[Start of section]
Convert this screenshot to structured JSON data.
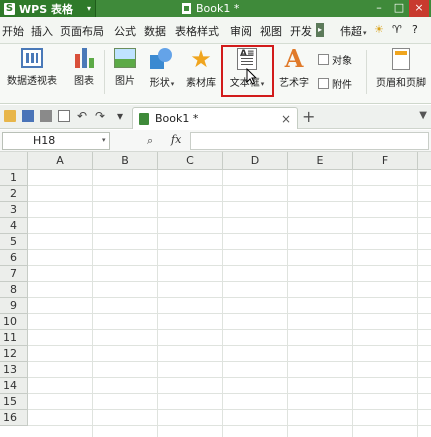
{
  "titlebar": {
    "app_logo": "S",
    "app_name": "WPS 表格",
    "app_caret": "▾",
    "document_title": "Book1 *",
    "window_controls": [
      "–",
      "□",
      "×"
    ]
  },
  "menubar": {
    "items": [
      "开始",
      "插入",
      "页面布局",
      "公式",
      "数据",
      "表格样式",
      "审阅",
      "视图",
      "开发"
    ],
    "scroll_arrow": "▸",
    "user": "伟超",
    "user_caret": "▾",
    "extra_icons": [
      "☀",
      "♈",
      "?"
    ]
  },
  "ribbon": {
    "pivot_table": "数据透视表",
    "chart": "图表",
    "picture": "图片",
    "shape": "形状",
    "library": "素材库",
    "textbox": "文本框",
    "art_text": "艺术字",
    "object": "对象",
    "attachment": "附件",
    "header_footer": "页眉和页脚",
    "textbox_glyph": "A≡",
    "art_glyph": "A",
    "star_glyph": "★",
    "dropdown_caret": "▾"
  },
  "quickbar": {
    "undo": "↶",
    "redo": "↷",
    "more": "▾"
  },
  "tabs": {
    "active_label": "Book1 *",
    "close": "×",
    "add": "+",
    "menu": "▼"
  },
  "formula_bar": {
    "cell_reference": "H18",
    "namebox_caret": "▾",
    "zoom_icon": "⌕",
    "fx_label": "fx",
    "formula": ""
  },
  "sheet": {
    "columns": [
      "A",
      "B",
      "C",
      "D",
      "E",
      "F"
    ],
    "rows": [
      "1",
      "2",
      "3",
      "4",
      "5",
      "6",
      "7",
      "8",
      "9",
      "10",
      "11",
      "12",
      "13",
      "14",
      "15",
      "16"
    ]
  },
  "colors": {
    "title_green": "#3f8a3a",
    "highlight_red": "#d21b1b"
  }
}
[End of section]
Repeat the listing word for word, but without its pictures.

Output for this task
Convert this screenshot to structured JSON data.
{
  "titlebar": {
    "app_logo": "S",
    "app_name": "WPS 表格",
    "app_caret": "▾",
    "document_title": "Book1 *",
    "window_controls": [
      "–",
      "□",
      "×"
    ]
  },
  "menubar": {
    "items": [
      "开始",
      "插入",
      "页面布局",
      "公式",
      "数据",
      "表格样式",
      "审阅",
      "视图",
      "开发"
    ],
    "scroll_arrow": "▸",
    "user": "伟超",
    "user_caret": "▾",
    "extra_icons": [
      "☀",
      "♈",
      "?"
    ]
  },
  "ribbon": {
    "pivot_table": "数据透视表",
    "chart": "图表",
    "picture": "图片",
    "shape": "形状",
    "library": "素材库",
    "textbox": "文本框",
    "art_text": "艺术字",
    "object": "对象",
    "attachment": "附件",
    "header_footer": "页眉和页脚",
    "textbox_glyph": "A≡",
    "art_glyph": "A",
    "star_glyph": "★",
    "dropdown_caret": "▾"
  },
  "quickbar": {
    "undo": "↶",
    "redo": "↷",
    "more": "▾"
  },
  "tabs": {
    "active_label": "Book1 *",
    "close": "×",
    "add": "+",
    "menu": "▼"
  },
  "formula_bar": {
    "cell_reference": "H18",
    "namebox_caret": "▾",
    "zoom_icon": "⌕",
    "fx_label": "fx",
    "formula": ""
  },
  "sheet": {
    "columns": [
      "A",
      "B",
      "C",
      "D",
      "E",
      "F"
    ],
    "rows": [
      "1",
      "2",
      "3",
      "4",
      "5",
      "6",
      "7",
      "8",
      "9",
      "10",
      "11",
      "12",
      "13",
      "14",
      "15",
      "16"
    ]
  },
  "colors": {
    "title_green": "#3f8a3a",
    "highlight_red": "#d21b1b"
  }
}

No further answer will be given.